* PROBLEM STATEMENT:
For the word "style", return each line of the data in which it occurs.

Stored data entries
◇ ◇ ◇ ◇
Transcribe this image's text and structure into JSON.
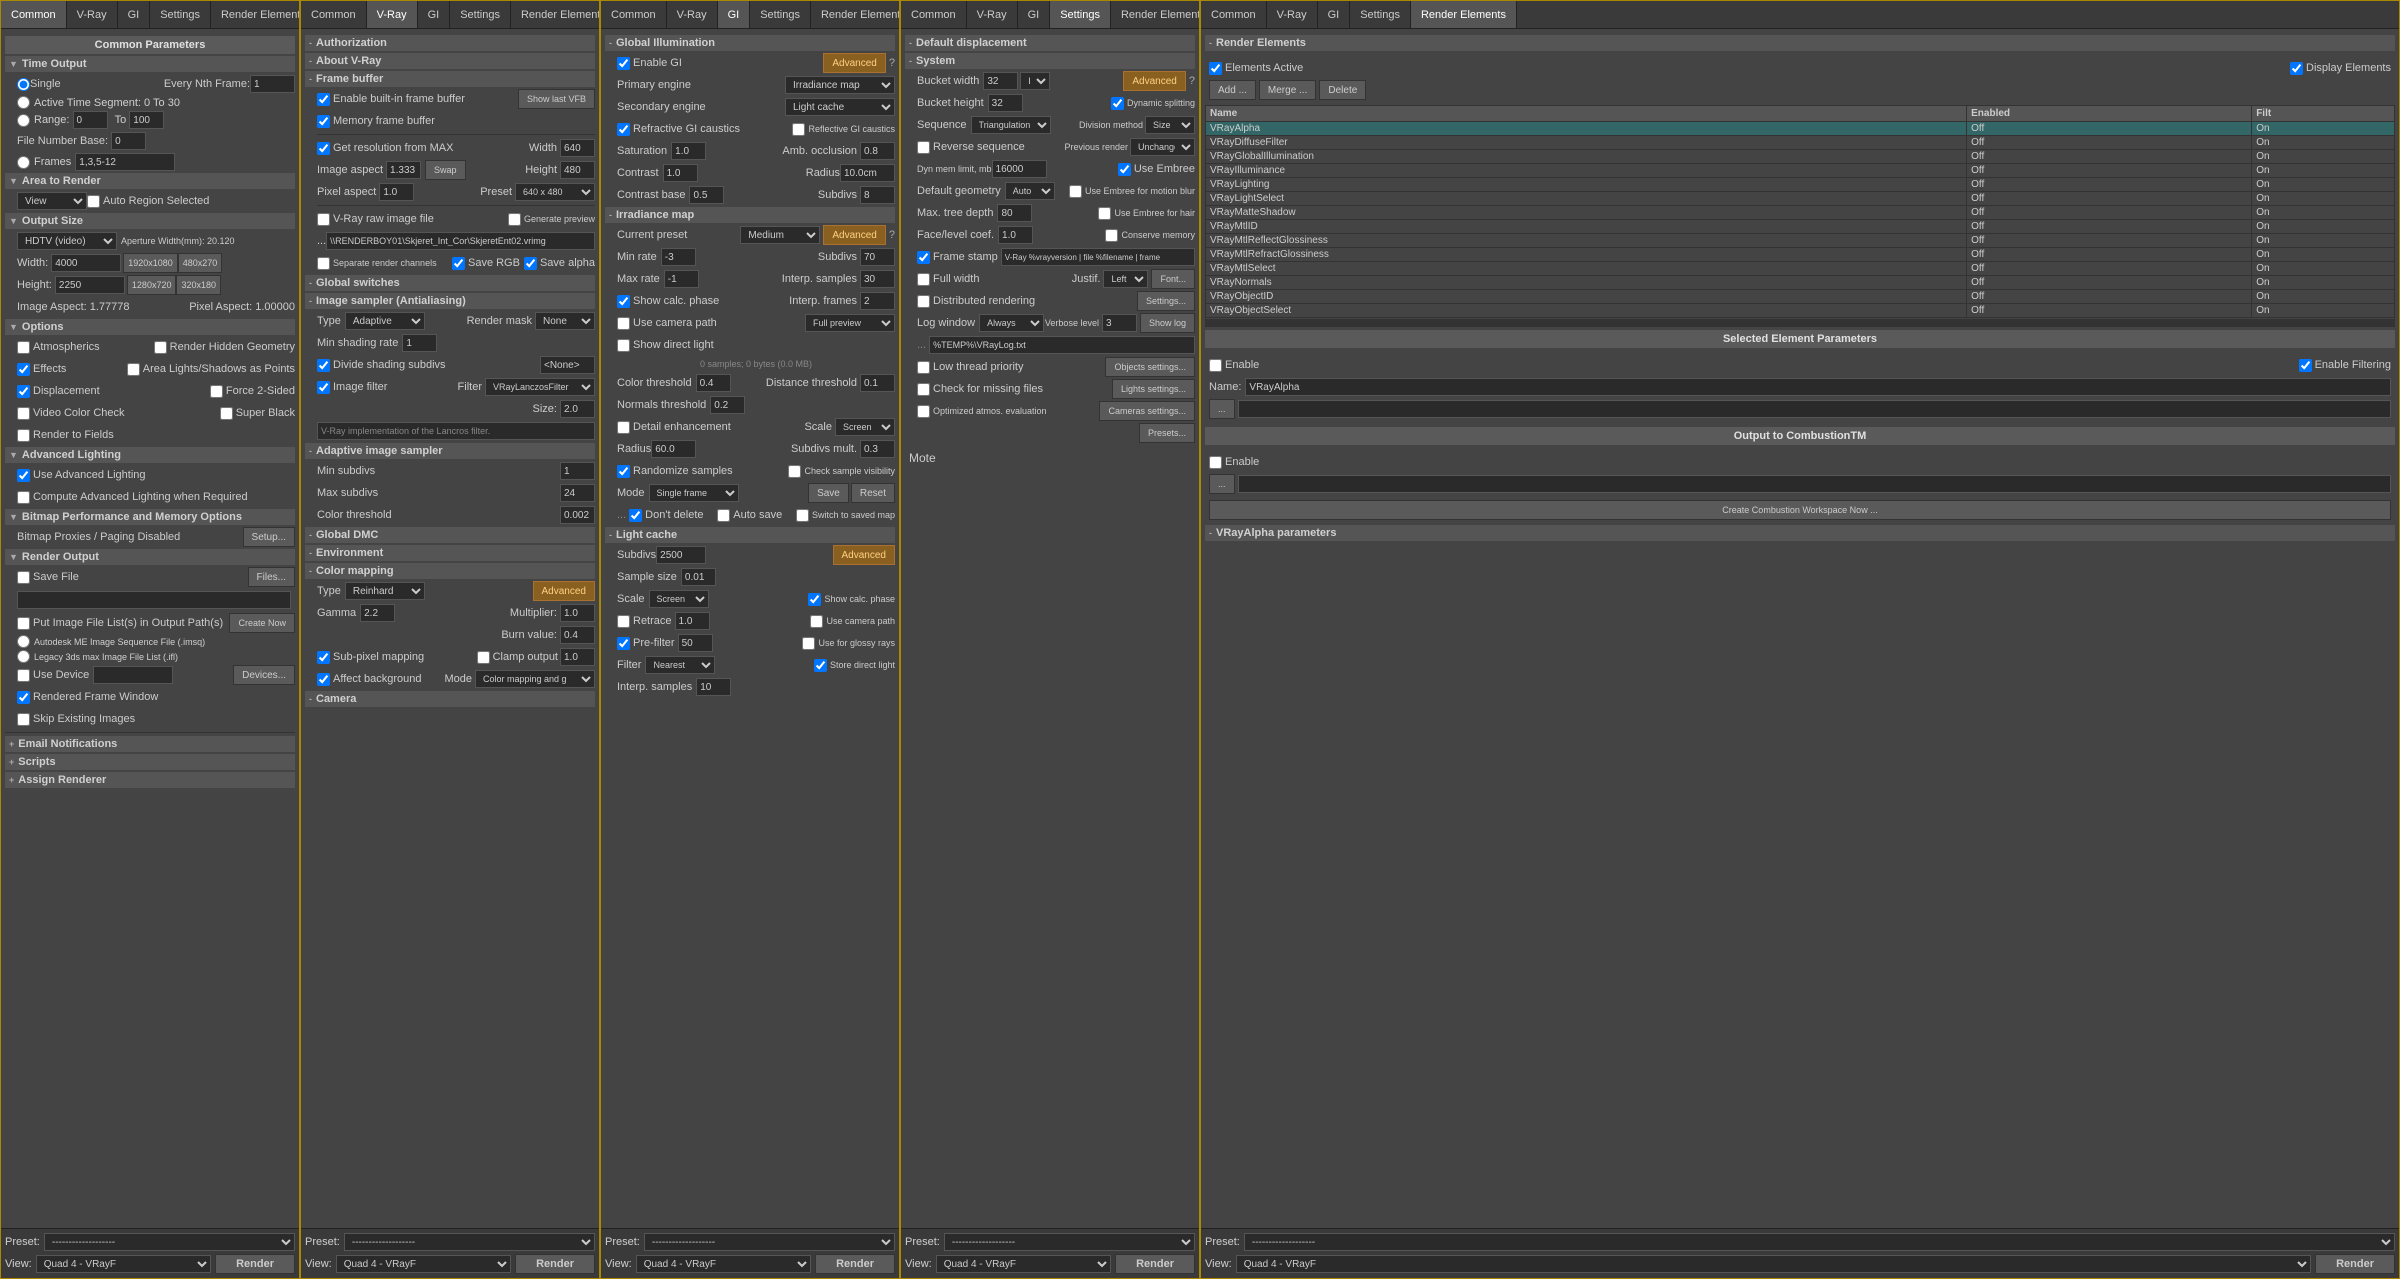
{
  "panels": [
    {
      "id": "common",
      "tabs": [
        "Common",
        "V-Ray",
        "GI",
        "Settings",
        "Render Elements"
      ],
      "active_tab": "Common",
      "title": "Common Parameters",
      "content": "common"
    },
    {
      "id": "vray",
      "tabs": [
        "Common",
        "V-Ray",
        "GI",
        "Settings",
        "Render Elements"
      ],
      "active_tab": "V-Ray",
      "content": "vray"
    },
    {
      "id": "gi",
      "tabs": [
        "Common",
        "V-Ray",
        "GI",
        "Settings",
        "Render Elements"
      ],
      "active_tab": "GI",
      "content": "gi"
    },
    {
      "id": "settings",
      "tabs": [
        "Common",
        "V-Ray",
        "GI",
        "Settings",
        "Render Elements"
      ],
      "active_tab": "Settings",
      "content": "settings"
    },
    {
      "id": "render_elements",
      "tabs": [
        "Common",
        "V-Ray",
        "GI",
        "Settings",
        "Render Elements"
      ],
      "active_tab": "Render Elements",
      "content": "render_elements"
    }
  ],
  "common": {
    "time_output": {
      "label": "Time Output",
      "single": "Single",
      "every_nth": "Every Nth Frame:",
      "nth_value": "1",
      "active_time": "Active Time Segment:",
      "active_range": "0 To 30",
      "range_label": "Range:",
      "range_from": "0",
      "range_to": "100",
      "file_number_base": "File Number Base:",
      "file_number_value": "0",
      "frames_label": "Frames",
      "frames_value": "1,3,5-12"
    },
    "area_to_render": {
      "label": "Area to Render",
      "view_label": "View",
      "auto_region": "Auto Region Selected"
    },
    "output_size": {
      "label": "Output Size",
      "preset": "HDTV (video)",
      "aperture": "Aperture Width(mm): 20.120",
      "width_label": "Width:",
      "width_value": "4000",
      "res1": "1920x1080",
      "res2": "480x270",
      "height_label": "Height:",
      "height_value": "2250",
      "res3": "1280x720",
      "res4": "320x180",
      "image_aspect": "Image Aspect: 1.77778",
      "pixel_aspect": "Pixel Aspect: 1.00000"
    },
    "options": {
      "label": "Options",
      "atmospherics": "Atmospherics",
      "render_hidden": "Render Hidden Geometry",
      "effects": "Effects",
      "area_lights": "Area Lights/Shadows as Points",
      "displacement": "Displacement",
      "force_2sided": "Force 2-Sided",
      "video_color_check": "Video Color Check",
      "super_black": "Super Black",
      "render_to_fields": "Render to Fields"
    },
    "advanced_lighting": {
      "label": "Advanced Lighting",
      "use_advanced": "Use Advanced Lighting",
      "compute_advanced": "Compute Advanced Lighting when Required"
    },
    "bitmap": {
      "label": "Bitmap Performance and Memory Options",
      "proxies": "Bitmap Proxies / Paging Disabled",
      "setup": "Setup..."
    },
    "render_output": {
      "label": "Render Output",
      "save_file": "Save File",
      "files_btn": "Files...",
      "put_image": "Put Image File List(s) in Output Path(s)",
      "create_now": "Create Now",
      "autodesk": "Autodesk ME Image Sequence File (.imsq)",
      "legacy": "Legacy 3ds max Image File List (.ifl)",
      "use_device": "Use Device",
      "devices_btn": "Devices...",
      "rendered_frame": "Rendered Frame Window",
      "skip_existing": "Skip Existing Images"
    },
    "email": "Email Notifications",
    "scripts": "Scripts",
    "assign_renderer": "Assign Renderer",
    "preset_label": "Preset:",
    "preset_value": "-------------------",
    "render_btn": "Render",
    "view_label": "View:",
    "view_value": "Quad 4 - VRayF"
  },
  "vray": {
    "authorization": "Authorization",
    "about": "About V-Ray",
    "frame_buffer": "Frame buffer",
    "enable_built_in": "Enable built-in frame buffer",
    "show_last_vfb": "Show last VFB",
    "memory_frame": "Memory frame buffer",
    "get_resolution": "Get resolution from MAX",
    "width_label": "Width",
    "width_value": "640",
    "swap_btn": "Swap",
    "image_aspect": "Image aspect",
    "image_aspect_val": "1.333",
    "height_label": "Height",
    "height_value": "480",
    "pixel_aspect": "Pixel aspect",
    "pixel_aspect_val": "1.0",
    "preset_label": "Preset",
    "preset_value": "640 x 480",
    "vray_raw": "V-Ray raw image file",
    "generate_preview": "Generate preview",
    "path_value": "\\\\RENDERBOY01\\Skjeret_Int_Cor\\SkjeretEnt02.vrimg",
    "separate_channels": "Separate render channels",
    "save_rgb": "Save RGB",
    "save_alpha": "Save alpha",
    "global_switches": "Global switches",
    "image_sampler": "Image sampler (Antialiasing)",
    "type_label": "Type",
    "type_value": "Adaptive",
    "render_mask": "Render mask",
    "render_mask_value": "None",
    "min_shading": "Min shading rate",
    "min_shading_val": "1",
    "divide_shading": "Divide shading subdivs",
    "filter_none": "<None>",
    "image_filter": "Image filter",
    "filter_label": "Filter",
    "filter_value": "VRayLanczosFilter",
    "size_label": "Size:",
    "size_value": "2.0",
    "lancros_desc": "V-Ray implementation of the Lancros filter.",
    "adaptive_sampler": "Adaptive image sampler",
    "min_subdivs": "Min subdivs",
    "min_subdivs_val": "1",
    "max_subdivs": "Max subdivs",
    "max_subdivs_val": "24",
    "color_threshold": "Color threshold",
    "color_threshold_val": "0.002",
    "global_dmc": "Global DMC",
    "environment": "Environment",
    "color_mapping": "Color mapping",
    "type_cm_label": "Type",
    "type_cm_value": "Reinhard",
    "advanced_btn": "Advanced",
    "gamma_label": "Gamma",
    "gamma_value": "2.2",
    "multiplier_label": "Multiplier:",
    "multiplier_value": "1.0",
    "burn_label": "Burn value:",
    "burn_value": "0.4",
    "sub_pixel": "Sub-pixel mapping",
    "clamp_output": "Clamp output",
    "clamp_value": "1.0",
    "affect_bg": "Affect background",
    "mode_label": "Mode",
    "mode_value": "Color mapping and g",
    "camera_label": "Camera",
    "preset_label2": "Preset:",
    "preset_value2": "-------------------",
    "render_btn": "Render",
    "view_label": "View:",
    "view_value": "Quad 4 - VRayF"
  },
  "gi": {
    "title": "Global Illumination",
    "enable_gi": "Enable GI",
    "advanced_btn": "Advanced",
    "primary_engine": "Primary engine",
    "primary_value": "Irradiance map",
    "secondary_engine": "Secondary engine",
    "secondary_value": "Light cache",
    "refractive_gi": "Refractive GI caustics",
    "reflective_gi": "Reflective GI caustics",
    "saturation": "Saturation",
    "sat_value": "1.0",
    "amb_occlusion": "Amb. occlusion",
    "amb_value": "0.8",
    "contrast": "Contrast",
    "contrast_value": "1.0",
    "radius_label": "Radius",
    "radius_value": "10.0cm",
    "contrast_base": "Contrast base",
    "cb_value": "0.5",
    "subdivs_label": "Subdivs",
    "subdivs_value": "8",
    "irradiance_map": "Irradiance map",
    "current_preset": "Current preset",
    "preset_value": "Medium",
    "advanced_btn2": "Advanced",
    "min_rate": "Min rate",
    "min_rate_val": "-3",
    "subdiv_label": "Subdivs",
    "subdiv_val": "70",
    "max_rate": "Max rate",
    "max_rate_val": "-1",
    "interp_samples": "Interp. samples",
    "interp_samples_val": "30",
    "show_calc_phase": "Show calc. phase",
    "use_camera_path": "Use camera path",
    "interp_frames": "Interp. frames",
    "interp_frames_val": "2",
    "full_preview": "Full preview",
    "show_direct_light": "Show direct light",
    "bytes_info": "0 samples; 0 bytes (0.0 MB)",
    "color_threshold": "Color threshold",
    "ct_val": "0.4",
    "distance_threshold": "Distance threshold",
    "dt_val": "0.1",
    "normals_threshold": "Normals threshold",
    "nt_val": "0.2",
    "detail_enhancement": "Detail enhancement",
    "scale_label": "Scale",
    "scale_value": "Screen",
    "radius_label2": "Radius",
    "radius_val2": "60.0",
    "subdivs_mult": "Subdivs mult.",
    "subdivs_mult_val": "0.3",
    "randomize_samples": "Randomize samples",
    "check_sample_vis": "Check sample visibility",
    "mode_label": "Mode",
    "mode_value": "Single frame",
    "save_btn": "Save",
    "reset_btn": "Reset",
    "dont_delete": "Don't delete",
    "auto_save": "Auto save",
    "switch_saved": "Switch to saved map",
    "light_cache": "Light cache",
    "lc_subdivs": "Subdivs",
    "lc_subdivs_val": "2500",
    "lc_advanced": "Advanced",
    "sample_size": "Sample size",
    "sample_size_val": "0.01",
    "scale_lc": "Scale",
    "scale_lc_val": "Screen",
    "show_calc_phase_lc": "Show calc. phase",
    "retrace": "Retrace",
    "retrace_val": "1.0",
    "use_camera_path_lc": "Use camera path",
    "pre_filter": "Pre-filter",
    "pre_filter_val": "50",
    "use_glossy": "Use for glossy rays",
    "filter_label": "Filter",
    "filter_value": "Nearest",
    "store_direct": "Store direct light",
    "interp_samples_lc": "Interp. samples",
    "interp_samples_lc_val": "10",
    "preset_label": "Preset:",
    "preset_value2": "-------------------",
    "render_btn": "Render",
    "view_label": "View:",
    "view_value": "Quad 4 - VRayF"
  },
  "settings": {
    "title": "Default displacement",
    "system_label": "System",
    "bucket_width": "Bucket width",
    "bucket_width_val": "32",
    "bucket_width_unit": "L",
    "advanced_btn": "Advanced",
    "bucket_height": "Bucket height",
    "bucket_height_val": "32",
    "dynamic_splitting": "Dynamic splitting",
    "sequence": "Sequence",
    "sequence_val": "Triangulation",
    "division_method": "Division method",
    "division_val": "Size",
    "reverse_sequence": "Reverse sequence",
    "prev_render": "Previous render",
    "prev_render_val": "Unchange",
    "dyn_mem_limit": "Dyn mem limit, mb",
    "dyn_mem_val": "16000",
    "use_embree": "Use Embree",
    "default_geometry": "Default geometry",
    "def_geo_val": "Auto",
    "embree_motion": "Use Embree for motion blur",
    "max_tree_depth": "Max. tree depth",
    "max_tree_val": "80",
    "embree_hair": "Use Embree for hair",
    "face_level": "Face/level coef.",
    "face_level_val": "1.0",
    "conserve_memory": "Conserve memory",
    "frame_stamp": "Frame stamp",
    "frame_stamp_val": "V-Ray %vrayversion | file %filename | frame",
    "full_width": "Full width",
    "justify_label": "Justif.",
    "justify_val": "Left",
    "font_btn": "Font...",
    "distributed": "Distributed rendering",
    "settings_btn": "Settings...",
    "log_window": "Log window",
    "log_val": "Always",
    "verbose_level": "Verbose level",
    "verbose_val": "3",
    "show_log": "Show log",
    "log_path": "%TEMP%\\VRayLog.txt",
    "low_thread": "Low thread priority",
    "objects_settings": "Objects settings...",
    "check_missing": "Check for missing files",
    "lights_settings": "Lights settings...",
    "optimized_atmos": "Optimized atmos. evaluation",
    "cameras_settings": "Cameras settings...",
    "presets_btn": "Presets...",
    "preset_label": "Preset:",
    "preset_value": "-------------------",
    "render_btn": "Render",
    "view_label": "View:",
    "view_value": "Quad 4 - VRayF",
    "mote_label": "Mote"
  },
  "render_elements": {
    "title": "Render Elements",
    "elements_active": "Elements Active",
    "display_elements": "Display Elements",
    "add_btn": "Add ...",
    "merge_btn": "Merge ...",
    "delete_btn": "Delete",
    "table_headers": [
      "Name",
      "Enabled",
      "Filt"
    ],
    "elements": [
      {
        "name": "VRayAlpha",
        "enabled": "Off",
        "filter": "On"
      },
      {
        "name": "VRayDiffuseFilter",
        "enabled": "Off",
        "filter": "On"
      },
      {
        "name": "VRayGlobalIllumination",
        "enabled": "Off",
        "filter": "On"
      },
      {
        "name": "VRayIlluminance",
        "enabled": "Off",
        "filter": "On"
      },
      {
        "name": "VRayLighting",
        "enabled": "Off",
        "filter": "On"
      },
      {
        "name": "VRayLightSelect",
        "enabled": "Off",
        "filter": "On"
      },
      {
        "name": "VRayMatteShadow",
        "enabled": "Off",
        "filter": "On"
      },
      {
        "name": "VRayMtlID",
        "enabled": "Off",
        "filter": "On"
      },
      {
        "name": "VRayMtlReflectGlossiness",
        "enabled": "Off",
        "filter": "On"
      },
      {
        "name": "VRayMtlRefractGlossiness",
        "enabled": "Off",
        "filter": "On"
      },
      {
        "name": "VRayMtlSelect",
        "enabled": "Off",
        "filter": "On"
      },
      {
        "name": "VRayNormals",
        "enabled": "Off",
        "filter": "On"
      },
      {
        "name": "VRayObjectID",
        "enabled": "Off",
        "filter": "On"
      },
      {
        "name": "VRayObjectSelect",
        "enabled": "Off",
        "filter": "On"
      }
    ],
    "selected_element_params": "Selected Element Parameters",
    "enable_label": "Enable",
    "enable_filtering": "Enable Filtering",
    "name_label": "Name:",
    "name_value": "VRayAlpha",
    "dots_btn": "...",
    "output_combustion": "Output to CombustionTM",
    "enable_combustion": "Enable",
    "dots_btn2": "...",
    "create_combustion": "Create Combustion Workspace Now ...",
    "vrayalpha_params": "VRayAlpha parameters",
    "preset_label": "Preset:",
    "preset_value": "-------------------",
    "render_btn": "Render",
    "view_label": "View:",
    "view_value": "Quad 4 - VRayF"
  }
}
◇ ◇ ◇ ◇
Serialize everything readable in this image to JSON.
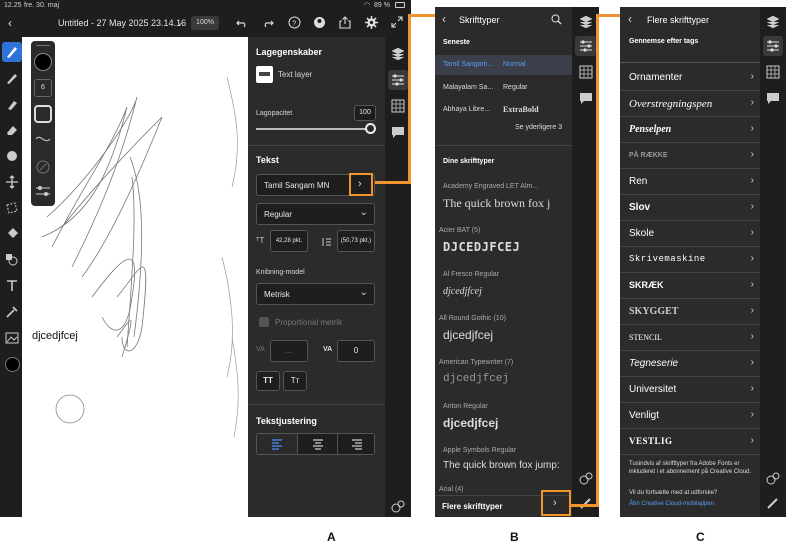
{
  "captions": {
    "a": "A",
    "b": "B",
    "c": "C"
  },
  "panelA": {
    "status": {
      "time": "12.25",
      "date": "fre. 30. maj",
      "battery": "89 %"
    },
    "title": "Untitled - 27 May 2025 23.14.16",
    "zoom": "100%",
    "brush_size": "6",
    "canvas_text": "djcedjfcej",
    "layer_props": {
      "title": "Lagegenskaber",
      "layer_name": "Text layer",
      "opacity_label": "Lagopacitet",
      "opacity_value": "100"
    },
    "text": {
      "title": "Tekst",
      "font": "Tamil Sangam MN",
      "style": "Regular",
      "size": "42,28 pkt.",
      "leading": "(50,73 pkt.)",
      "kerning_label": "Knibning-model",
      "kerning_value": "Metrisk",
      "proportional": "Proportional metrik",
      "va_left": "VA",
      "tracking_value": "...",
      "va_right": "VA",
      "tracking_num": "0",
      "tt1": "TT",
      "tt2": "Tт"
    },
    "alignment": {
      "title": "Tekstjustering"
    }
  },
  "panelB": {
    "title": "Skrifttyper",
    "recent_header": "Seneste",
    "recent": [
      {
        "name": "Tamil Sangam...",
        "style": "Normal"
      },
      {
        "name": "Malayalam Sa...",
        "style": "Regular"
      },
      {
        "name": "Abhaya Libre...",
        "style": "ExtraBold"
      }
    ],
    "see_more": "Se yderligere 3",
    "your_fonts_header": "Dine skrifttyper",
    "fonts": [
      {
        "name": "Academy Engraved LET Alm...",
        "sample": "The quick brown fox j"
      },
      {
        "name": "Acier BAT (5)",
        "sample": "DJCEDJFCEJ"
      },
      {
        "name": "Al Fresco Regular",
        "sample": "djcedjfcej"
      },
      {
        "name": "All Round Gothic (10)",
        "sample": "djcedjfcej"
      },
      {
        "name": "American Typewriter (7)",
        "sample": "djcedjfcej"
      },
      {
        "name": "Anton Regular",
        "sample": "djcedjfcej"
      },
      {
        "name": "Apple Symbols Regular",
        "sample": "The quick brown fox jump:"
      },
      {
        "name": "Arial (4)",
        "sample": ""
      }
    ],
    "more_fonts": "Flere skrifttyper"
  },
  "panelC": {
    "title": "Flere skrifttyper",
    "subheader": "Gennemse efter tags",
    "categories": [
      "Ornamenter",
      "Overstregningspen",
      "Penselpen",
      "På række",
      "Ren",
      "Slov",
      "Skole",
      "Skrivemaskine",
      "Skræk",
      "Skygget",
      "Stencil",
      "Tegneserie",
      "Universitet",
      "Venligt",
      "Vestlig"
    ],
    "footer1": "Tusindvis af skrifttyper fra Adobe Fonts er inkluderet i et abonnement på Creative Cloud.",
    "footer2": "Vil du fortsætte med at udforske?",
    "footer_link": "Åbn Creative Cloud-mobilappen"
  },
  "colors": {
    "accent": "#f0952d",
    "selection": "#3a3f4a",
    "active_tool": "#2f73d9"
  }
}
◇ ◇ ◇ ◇
* OUTPUT FOR THIS EXERCISE:
      "style": "Regular",
        "style": "Normal"
        "style": "Regular"
        "style": "ExtraBold"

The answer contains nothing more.